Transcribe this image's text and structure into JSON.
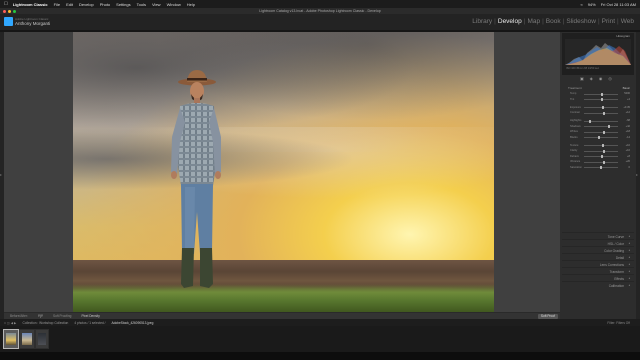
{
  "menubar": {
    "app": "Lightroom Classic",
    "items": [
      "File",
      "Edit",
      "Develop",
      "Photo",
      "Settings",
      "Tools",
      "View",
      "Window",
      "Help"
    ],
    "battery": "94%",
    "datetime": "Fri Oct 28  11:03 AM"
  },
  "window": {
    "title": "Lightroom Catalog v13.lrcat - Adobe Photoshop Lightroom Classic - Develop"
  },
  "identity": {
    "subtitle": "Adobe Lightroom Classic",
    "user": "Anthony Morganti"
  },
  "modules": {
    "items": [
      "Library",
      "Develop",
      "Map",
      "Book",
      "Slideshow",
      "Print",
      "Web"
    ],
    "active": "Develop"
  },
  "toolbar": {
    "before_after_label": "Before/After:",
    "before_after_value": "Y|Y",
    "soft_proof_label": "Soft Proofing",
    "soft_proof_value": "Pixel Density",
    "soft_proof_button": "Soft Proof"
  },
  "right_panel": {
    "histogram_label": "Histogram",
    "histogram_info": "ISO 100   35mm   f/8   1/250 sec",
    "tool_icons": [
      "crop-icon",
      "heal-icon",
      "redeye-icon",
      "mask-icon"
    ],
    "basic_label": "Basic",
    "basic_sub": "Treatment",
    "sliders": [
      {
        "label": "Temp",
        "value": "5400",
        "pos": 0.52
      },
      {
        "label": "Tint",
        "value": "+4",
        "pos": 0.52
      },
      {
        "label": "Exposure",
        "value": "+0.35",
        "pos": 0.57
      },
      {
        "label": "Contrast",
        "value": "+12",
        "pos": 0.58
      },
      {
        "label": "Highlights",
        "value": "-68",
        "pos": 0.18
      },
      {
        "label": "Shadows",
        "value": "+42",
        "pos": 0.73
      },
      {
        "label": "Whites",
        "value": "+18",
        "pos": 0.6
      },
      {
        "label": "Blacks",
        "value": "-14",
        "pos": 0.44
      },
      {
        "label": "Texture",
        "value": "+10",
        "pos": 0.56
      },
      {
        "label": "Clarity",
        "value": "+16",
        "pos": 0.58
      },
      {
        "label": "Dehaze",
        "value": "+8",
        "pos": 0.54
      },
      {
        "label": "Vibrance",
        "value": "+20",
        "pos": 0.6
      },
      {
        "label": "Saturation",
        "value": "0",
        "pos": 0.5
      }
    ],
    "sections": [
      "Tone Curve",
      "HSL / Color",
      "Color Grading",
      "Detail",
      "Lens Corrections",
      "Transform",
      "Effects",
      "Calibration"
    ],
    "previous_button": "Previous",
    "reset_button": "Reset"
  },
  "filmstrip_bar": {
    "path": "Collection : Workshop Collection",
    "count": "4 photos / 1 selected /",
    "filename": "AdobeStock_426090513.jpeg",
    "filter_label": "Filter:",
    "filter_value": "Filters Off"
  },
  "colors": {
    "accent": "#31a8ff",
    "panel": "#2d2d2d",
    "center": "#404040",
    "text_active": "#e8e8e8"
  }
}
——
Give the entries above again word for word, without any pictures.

Transcribe this image's text and structure into JSON.
{
  "menubar": {
    "app": "Lightroom Classic",
    "items": [
      "File",
      "Edit",
      "Develop",
      "Photo",
      "Settings",
      "Tools",
      "View",
      "Window",
      "Help"
    ],
    "battery": "94%",
    "datetime": "Fri Oct 28  11:03 AM"
  },
  "window": {
    "title": "Lightroom Catalog v13.lrcat - Adobe Photoshop Lightroom Classic - Develop"
  },
  "identity": {
    "subtitle": "Adobe Lightroom Classic",
    "user": "Anthony Morganti"
  },
  "modules": {
    "items": [
      "Library",
      "Develop",
      "Map",
      "Book",
      "Slideshow",
      "Print",
      "Web"
    ],
    "active": "Develop"
  },
  "toolbar": {
    "before_after_label": "Before/After:",
    "before_after_value": "Y|Y",
    "soft_proof_label": "Soft Proofing",
    "soft_proof_value": "Pixel Density",
    "soft_proof_button": "Soft Proof"
  },
  "right_panel": {
    "histogram_label": "Histogram",
    "histogram_info": "ISO 100   35mm   f/8   1/250 sec",
    "tool_icons": [
      "crop-icon",
      "heal-icon",
      "redeye-icon",
      "mask-icon"
    ],
    "basic_label": "Basic",
    "basic_sub": "Treatment",
    "sliders": [
      {
        "label": "Temp",
        "value": "5400",
        "pos": 0.52
      },
      {
        "label": "Tint",
        "value": "+4",
        "pos": 0.52
      },
      {
        "label": "Exposure",
        "value": "+0.35",
        "pos": 0.57
      },
      {
        "label": "Contrast",
        "value": "+12",
        "pos": 0.58
      },
      {
        "label": "Highlights",
        "value": "-68",
        "pos": 0.18
      },
      {
        "label": "Shadows",
        "value": "+42",
        "pos": 0.73
      },
      {
        "label": "Whites",
        "value": "+18",
        "pos": 0.6
      },
      {
        "label": "Blacks",
        "value": "-14",
        "pos": 0.44
      },
      {
        "label": "Texture",
        "value": "+10",
        "pos": 0.56
      },
      {
        "label": "Clarity",
        "value": "+16",
        "pos": 0.58
      },
      {
        "label": "Dehaze",
        "value": "+8",
        "pos": 0.54
      },
      {
        "label": "Vibrance",
        "value": "+20",
        "pos": 0.6
      },
      {
        "label": "Saturation",
        "value": "0",
        "pos": 0.5
      }
    ],
    "sections": [
      "Tone Curve",
      "HSL / Color",
      "Color Grading",
      "Detail",
      "Lens Corrections",
      "Transform",
      "Effects",
      "Calibration"
    ],
    "previous_button": "Previous",
    "reset_button": "Reset"
  },
  "filmstrip_bar": {
    "path": "Collection : Workshop Collection",
    "count": "4 photos / 1 selected /",
    "filename": "AdobeStock_426090513.jpeg",
    "filter_label": "Filter:",
    "filter_value": "Filters Off"
  },
  "colors": {
    "accent": "#31a8ff",
    "panel": "#2d2d2d",
    "center": "#404040",
    "text_active": "#e8e8e8"
  }
}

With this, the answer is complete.